● Aim of the exercise
Please reproduce the data in full, exactly as it stands.

• • • • •

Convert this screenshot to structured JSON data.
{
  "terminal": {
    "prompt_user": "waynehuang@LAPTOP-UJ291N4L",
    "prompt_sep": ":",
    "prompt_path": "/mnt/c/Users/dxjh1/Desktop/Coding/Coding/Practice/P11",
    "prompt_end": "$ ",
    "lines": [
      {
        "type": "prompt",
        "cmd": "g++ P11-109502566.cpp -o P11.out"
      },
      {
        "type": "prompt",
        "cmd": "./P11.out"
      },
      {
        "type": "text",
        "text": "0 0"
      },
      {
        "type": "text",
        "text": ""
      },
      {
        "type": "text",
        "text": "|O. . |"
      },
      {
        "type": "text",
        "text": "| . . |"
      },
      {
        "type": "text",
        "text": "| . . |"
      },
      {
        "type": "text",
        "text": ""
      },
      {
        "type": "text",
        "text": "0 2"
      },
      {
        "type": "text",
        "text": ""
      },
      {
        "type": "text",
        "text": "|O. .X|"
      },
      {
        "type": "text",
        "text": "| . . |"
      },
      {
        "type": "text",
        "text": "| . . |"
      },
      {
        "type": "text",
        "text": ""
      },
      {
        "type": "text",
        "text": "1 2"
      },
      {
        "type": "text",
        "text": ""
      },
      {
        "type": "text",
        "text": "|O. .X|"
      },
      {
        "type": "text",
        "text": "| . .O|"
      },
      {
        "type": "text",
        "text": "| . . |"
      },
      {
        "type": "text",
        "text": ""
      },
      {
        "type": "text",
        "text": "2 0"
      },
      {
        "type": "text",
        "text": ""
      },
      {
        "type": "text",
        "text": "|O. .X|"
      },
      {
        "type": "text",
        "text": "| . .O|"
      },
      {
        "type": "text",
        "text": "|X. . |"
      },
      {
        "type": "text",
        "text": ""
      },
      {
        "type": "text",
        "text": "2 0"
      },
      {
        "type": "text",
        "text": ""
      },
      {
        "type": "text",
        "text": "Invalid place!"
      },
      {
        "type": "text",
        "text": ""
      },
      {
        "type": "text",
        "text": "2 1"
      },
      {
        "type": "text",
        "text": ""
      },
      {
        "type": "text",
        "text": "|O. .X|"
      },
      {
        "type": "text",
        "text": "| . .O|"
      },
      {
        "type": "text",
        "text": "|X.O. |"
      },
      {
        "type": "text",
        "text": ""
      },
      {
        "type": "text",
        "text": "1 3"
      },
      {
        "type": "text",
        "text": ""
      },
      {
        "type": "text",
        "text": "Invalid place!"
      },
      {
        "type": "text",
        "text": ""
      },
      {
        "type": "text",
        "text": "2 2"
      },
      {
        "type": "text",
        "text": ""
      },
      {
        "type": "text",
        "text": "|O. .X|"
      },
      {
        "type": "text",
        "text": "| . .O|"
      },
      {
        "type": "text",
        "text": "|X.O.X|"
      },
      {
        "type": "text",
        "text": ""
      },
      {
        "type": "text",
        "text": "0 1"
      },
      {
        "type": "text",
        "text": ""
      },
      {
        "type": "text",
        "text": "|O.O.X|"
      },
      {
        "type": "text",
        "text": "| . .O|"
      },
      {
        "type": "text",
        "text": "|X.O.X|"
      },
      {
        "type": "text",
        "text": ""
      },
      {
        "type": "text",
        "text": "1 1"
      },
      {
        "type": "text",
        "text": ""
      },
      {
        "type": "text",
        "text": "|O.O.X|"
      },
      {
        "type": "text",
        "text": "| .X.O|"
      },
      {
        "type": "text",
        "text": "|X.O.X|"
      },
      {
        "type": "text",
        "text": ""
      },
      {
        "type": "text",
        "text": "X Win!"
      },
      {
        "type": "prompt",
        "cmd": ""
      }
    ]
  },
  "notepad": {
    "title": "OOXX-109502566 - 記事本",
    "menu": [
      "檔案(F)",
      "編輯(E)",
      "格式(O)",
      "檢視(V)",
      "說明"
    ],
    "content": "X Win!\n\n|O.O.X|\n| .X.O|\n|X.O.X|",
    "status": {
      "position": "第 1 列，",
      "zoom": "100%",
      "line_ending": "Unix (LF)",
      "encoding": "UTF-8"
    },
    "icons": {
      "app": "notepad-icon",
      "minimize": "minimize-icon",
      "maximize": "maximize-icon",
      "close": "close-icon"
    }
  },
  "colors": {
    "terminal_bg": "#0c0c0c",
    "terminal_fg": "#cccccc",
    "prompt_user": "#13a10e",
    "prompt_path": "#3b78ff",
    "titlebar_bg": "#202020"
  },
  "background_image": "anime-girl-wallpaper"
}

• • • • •

● Finished task
Convert this screenshot to structured JSON data.
{
  "terminal": {
    "prompt_user": "waynehuang@LAPTOP-UJ291N4L",
    "prompt_sep": ":",
    "prompt_path": "/mnt/c/Users/dxjh1/Desktop/Coding/Coding/Practice/P11",
    "prompt_end": "$ ",
    "lines": [
      {
        "type": "prompt",
        "cmd": "g++ P11-109502566.cpp -o P11.out"
      },
      {
        "type": "prompt",
        "cmd": "./P11.out"
      },
      {
        "type": "text",
        "text": "0 0"
      },
      {
        "type": "text",
        "text": ""
      },
      {
        "type": "text",
        "text": "|O. . |"
      },
      {
        "type": "text",
        "text": "| . . |"
      },
      {
        "type": "text",
        "text": "| . . |"
      },
      {
        "type": "text",
        "text": ""
      },
      {
        "type": "text",
        "text": "0 2"
      },
      {
        "type": "text",
        "text": ""
      },
      {
        "type": "text",
        "text": "|O. .X|"
      },
      {
        "type": "text",
        "text": "| . . |"
      },
      {
        "type": "text",
        "text": "| . . |"
      },
      {
        "type": "text",
        "text": ""
      },
      {
        "type": "text",
        "text": "1 2"
      },
      {
        "type": "text",
        "text": ""
      },
      {
        "type": "text",
        "text": "|O. .X|"
      },
      {
        "type": "text",
        "text": "| . .O|"
      },
      {
        "type": "text",
        "text": "| . . |"
      },
      {
        "type": "text",
        "text": ""
      },
      {
        "type": "text",
        "text": "2 0"
      },
      {
        "type": "text",
        "text": ""
      },
      {
        "type": "text",
        "text": "|O. .X|"
      },
      {
        "type": "text",
        "text": "| . .O|"
      },
      {
        "type": "text",
        "text": "|X. . |"
      },
      {
        "type": "text",
        "text": ""
      },
      {
        "type": "text",
        "text": "2 0"
      },
      {
        "type": "text",
        "text": ""
      },
      {
        "type": "text",
        "text": "Invalid place!"
      },
      {
        "type": "text",
        "text": ""
      },
      {
        "type": "text",
        "text": "2 1"
      },
      {
        "type": "text",
        "text": ""
      },
      {
        "type": "text",
        "text": "|O. .X|"
      },
      {
        "type": "text",
        "text": "| . .O|"
      },
      {
        "type": "text",
        "text": "|X.O. |"
      },
      {
        "type": "text",
        "text": ""
      },
      {
        "type": "text",
        "text": "1 3"
      },
      {
        "type": "text",
        "text": ""
      },
      {
        "type": "text",
        "text": "Invalid place!"
      },
      {
        "type": "text",
        "text": ""
      },
      {
        "type": "text",
        "text": "2 2"
      },
      {
        "type": "text",
        "text": ""
      },
      {
        "type": "text",
        "text": "|O. .X|"
      },
      {
        "type": "text",
        "text": "| . .O|"
      },
      {
        "type": "text",
        "text": "|X.O.X|"
      },
      {
        "type": "text",
        "text": ""
      },
      {
        "type": "text",
        "text": "0 1"
      },
      {
        "type": "text",
        "text": ""
      },
      {
        "type": "text",
        "text": "|O.O.X|"
      },
      {
        "type": "text",
        "text": "| . .O|"
      },
      {
        "type": "text",
        "text": "|X.O.X|"
      },
      {
        "type": "text",
        "text": ""
      },
      {
        "type": "text",
        "text": "1 1"
      },
      {
        "type": "text",
        "text": ""
      },
      {
        "type": "text",
        "text": "|O.O.X|"
      },
      {
        "type": "text",
        "text": "| .X.O|"
      },
      {
        "type": "text",
        "text": "|X.O.X|"
      },
      {
        "type": "text",
        "text": ""
      },
      {
        "type": "text",
        "text": "X Win!"
      },
      {
        "type": "prompt",
        "cmd": ""
      }
    ]
  },
  "notepad": {
    "title": "OOXX-109502566 - 記事本",
    "menu": [
      "檔案(F)",
      "編輯(E)",
      "格式(O)",
      "檢視(V)",
      "說明"
    ],
    "content": "X Win!\n\n|O.O.X|\n| .X.O|\n|X.O.X|",
    "status": {
      "position": "第 1 列，",
      "zoom": "100%",
      "line_ending": "Unix (LF)",
      "encoding": "UTF-8"
    },
    "icons": {
      "app": "notepad-icon",
      "minimize": "minimize-icon",
      "maximize": "maximize-icon",
      "close": "close-icon"
    }
  },
  "colors": {
    "terminal_bg": "#0c0c0c",
    "terminal_fg": "#cccccc",
    "prompt_user": "#13a10e",
    "prompt_path": "#3b78ff",
    "titlebar_bg": "#202020"
  },
  "background_image": "anime-girl-wallpaper"
}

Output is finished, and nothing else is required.